▸ **What you have to do**
Only the pictures stay out; every record is to be quoted exactly.

(Interface dataset entries)
== Segment start ==

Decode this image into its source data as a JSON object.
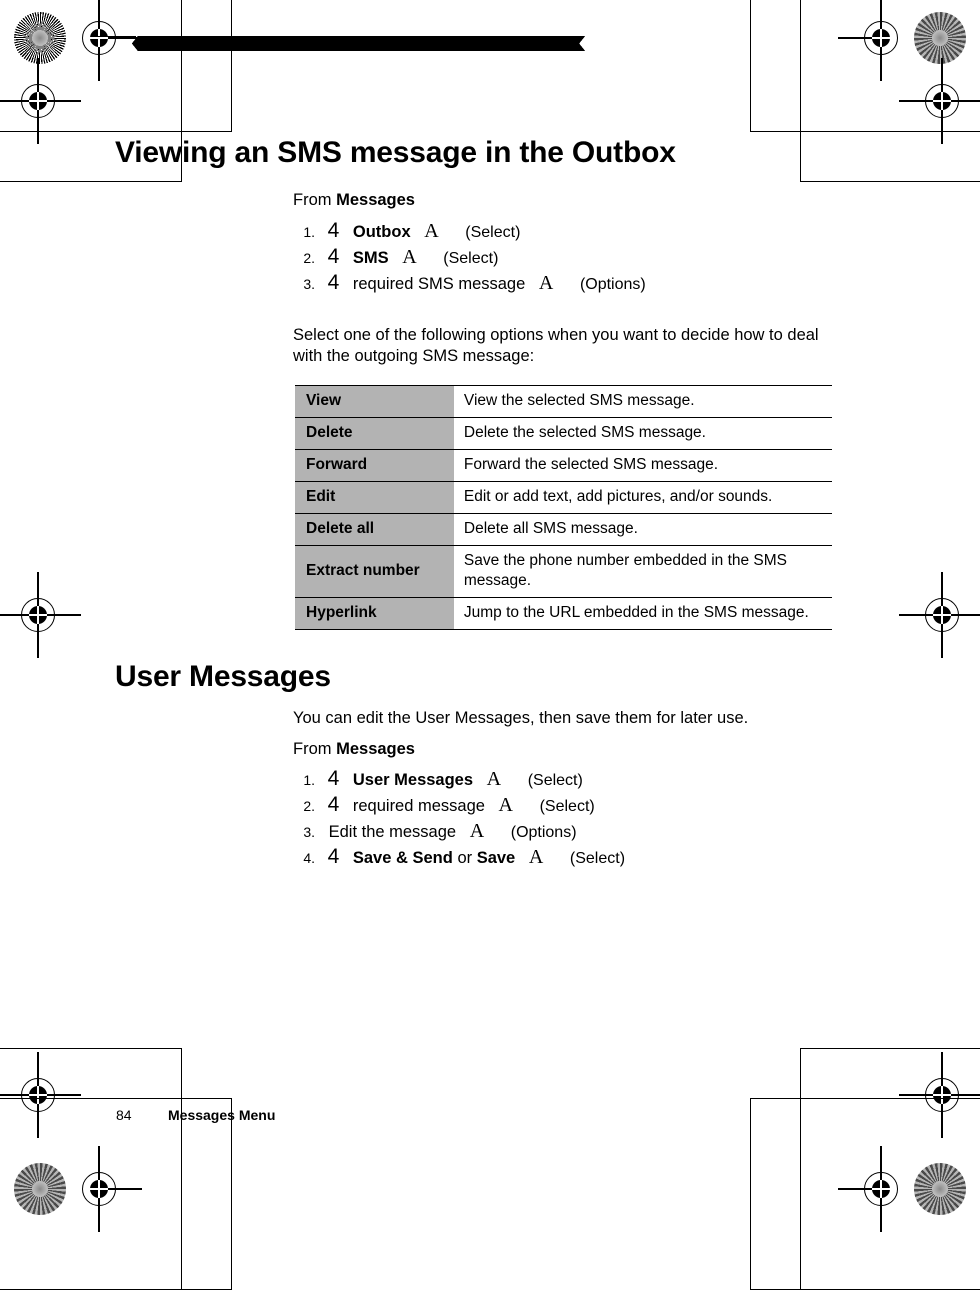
{
  "document": {
    "page_number": "84",
    "running_title": "Messages Menu"
  },
  "sections": [
    {
      "heading": "Viewing an SMS message in the Outbox",
      "intro": "From",
      "intro_bold": "Messages",
      "steps": [
        {
          "num": "1.",
          "scroll": "4",
          "label": "Outbox",
          "label_bold": true,
          "key": "A",
          "action": "(Select)"
        },
        {
          "num": "2.",
          "scroll": "4",
          "label": "SMS",
          "label_bold": true,
          "key": "A",
          "action": "(Select)"
        },
        {
          "num": "3.",
          "scroll": "4",
          "label": "required SMS message",
          "label_bold": false,
          "key": "A",
          "action": "(Options)"
        }
      ],
      "lead_in": "Select one of the following options when you want to decide how to deal with the outgoing SMS message:",
      "table": {
        "rows": [
          {
            "option": "View",
            "description": "View the selected SMS message."
          },
          {
            "option": "Delete",
            "description": "Delete the selected SMS message."
          },
          {
            "option": "Forward",
            "description": "Forward the selected SMS message."
          },
          {
            "option": "Edit",
            "description": "Edit or add text, add pictures, and/or sounds."
          },
          {
            "option": "Delete all",
            "description": "Delete all SMS message."
          },
          {
            "option": "Extract number",
            "description": "Save the phone number embedded in the SMS message."
          },
          {
            "option": "Hyperlink",
            "description": "Jump to the URL embedded in the SMS message."
          }
        ]
      }
    },
    {
      "heading": "User Messages",
      "description": "You can edit the User Messages, then save them for later use.",
      "intro": "From",
      "intro_bold": "Messages",
      "steps": [
        {
          "num": "1.",
          "scroll": "4",
          "label": "User Messages",
          "label_bold": true,
          "key": "A",
          "action": "(Select)"
        },
        {
          "num": "2.",
          "scroll": "4",
          "label": "required message",
          "label_bold": false,
          "key": "A",
          "action": "(Select)"
        },
        {
          "num": "3.",
          "scroll": "",
          "label": "Edit the message",
          "label_bold": false,
          "key": "A",
          "action": "(Options)"
        },
        {
          "num": "4.",
          "scroll": "4",
          "label_parts": [
            {
              "text": "Save & Send",
              "bold": true
            },
            {
              "text": " or ",
              "bold": false
            },
            {
              "text": "Save",
              "bold": true
            }
          ],
          "key": "A",
          "action": "(Select)"
        }
      ]
    }
  ],
  "print_marks": {
    "rosette_label": "star-target",
    "registration_label": "registration-crosshair",
    "crop_label": "crop-mark",
    "bar_label": "diamond-rule"
  },
  "colors": {
    "table_header_gray": "#b3b3b3",
    "rule_black": "#000000",
    "paper": "#ffffff"
  }
}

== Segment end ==

▸ **Problem solution**
Decode this image into its source data as a JSON object.
{
  "document": {
    "page_number": "84",
    "running_title": "Messages Menu"
  },
  "sections": [
    {
      "heading": "Viewing an SMS message in the Outbox",
      "intro": "From",
      "intro_bold": "Messages",
      "steps": [
        {
          "num": "1.",
          "scroll": "4",
          "label": "Outbox",
          "label_bold": true,
          "key": "A",
          "action": "(Select)"
        },
        {
          "num": "2.",
          "scroll": "4",
          "label": "SMS",
          "label_bold": true,
          "key": "A",
          "action": "(Select)"
        },
        {
          "num": "3.",
          "scroll": "4",
          "label": "required SMS message",
          "label_bold": false,
          "key": "A",
          "action": "(Options)"
        }
      ],
      "lead_in": "Select one of the following options when you want to decide how to deal with the outgoing SMS message:",
      "table": {
        "rows": [
          {
            "option": "View",
            "description": "View the selected SMS message."
          },
          {
            "option": "Delete",
            "description": "Delete the selected SMS message."
          },
          {
            "option": "Forward",
            "description": "Forward the selected SMS message."
          },
          {
            "option": "Edit",
            "description": "Edit or add text, add pictures, and/or sounds."
          },
          {
            "option": "Delete all",
            "description": "Delete all SMS message."
          },
          {
            "option": "Extract number",
            "description": "Save the phone number embedded in the SMS message."
          },
          {
            "option": "Hyperlink",
            "description": "Jump to the URL embedded in the SMS message."
          }
        ]
      }
    },
    {
      "heading": "User Messages",
      "description": "You can edit the User Messages, then save them for later use.",
      "intro": "From",
      "intro_bold": "Messages",
      "steps": [
        {
          "num": "1.",
          "scroll": "4",
          "label": "User Messages",
          "label_bold": true,
          "key": "A",
          "action": "(Select)"
        },
        {
          "num": "2.",
          "scroll": "4",
          "label": "required message",
          "label_bold": false,
          "key": "A",
          "action": "(Select)"
        },
        {
          "num": "3.",
          "scroll": "",
          "label": "Edit the message",
          "label_bold": false,
          "key": "A",
          "action": "(Options)"
        },
        {
          "num": "4.",
          "scroll": "4",
          "label_parts": [
            {
              "text": "Save & Send",
              "bold": true
            },
            {
              "text": " or ",
              "bold": false
            },
            {
              "text": "Save",
              "bold": true
            }
          ],
          "key": "A",
          "action": "(Select)"
        }
      ]
    }
  ],
  "print_marks": {
    "rosette_label": "star-target",
    "registration_label": "registration-crosshair",
    "crop_label": "crop-mark",
    "bar_label": "diamond-rule"
  },
  "colors": {
    "table_header_gray": "#b3b3b3",
    "rule_black": "#000000",
    "paper": "#ffffff"
  }
}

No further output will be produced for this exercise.